== MATERIALS PROVIDED ==

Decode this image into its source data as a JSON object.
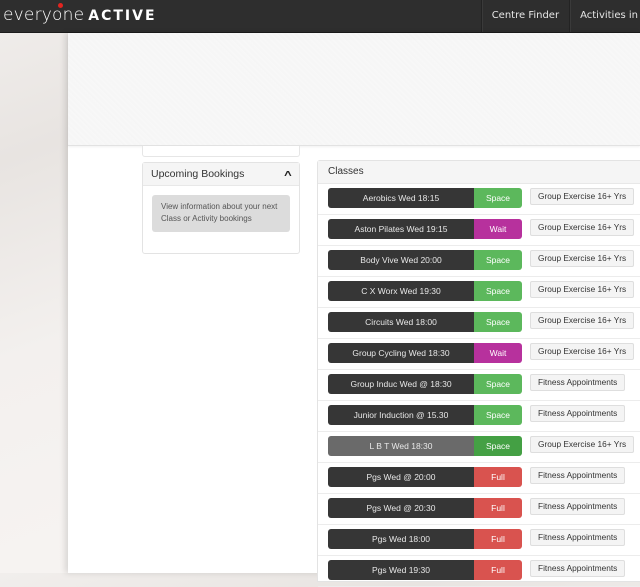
{
  "navbar": {
    "logo_primary": "everyone",
    "logo_secondary": "ACTIVE",
    "items": [
      {
        "label": "Centre Finder"
      },
      {
        "label": "Activities in"
      }
    ]
  },
  "sidebar": {
    "upcoming_bookings": {
      "title": "Upcoming Bookings",
      "toggle_icon": "chevron-up-icon",
      "info_text": "View information about your next Class or Activity bookings"
    }
  },
  "classes": {
    "title": "Classes",
    "status_colors": {
      "Space": "#5cb85c",
      "Wait": "#b7319d",
      "Full": "#d9534f"
    },
    "rows": [
      {
        "name": "Aerobics Wed 18:15",
        "status": "Space",
        "category": "Group Exercise 16+ Yrs"
      },
      {
        "name": "Aston Pilates Wed 19:15",
        "status": "Wait",
        "category": "Group Exercise 16+ Yrs"
      },
      {
        "name": "Body Vive Wed 20:00",
        "status": "Space",
        "category": "Group Exercise 16+ Yrs"
      },
      {
        "name": "C X Worx Wed 19:30",
        "status": "Space",
        "category": "Group Exercise 16+ Yrs"
      },
      {
        "name": "Circuits Wed 18:00",
        "status": "Space",
        "category": "Group Exercise 16+ Yrs"
      },
      {
        "name": "Group Cycling Wed 18:30",
        "status": "Wait",
        "category": "Group Exercise 16+ Yrs"
      },
      {
        "name": "Group Induc Wed @ 18:30",
        "status": "Space",
        "category": "Fitness Appointments"
      },
      {
        "name": "Junior Induction @ 15.30",
        "status": "Space",
        "category": "Fitness Appointments"
      },
      {
        "name": "L B T Wed 18:30",
        "status": "Space",
        "category": "Group Exercise 16+ Yrs",
        "hovered": true
      },
      {
        "name": "Pgs Wed @ 20:00",
        "status": "Full",
        "category": "Fitness Appointments"
      },
      {
        "name": "Pgs Wed @ 20:30",
        "status": "Full",
        "category": "Fitness Appointments"
      },
      {
        "name": "Pgs Wed 18:00",
        "status": "Full",
        "category": "Fitness Appointments"
      },
      {
        "name": "Pgs Wed 19:30",
        "status": "Full",
        "category": "Fitness Appointments"
      }
    ]
  }
}
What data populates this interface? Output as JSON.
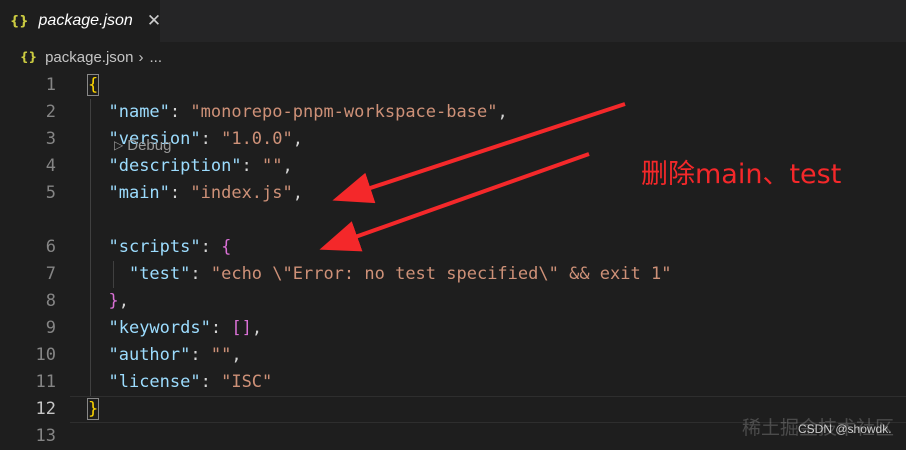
{
  "tab": {
    "icon": "json-braces-icon",
    "icon_glyph": "{}",
    "filename": "package.json",
    "close_glyph": "✕"
  },
  "breadcrumb": {
    "icon_glyph": "{}",
    "file": "package.json",
    "separator": "›",
    "more": "..."
  },
  "lines": [
    {
      "num": "1"
    },
    {
      "num": "2"
    },
    {
      "num": "3"
    },
    {
      "num": "4"
    },
    {
      "num": "5"
    },
    {
      "num": "6"
    },
    {
      "num": "7"
    },
    {
      "num": "8"
    },
    {
      "num": "9"
    },
    {
      "num": "10"
    },
    {
      "num": "11"
    },
    {
      "num": "12"
    },
    {
      "num": "13"
    }
  ],
  "code": {
    "open_brace": "{",
    "name_key": "\"name\"",
    "name_val": "\"monorepo-pnpm-workspace-base\"",
    "version_key": "\"version\"",
    "version_val": "\"1.0.0\"",
    "description_key": "\"description\"",
    "description_val": "\"\"",
    "main_key": "\"main\"",
    "main_val": "\"index.js\"",
    "scripts_key": "\"scripts\"",
    "scripts_open": "{",
    "test_key": "\"test\"",
    "test_val": "\"echo \\\"Error: no test specified\\\" && exit 1\"",
    "scripts_close": "}",
    "keywords_key": "\"keywords\"",
    "keywords_val": "[]",
    "author_key": "\"author\"",
    "author_val": "\"\"",
    "license_key": "\"license\"",
    "license_val": "\"ISC\"",
    "close_brace": "}",
    "colon": ": ",
    "comma": ","
  },
  "codelens": {
    "icon": "play-icon",
    "label": "Debug"
  },
  "annotation": {
    "text": "删除main、test",
    "color": "#f4282a"
  },
  "watermark": {
    "site": "稀土掘金技术社区",
    "credit": "CSDN @showdk."
  },
  "colors": {
    "background": "#1e1e1e",
    "key": "#9cdcfe",
    "string": "#ce9178",
    "bracket_level1": "#ffd700",
    "bracket_level2": "#da70d6"
  }
}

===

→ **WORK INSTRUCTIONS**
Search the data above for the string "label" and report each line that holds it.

→ **YOUR SOLUTION**
        "label": "Centre Finder"
        "label": "Activities in"
    "label": "Debug"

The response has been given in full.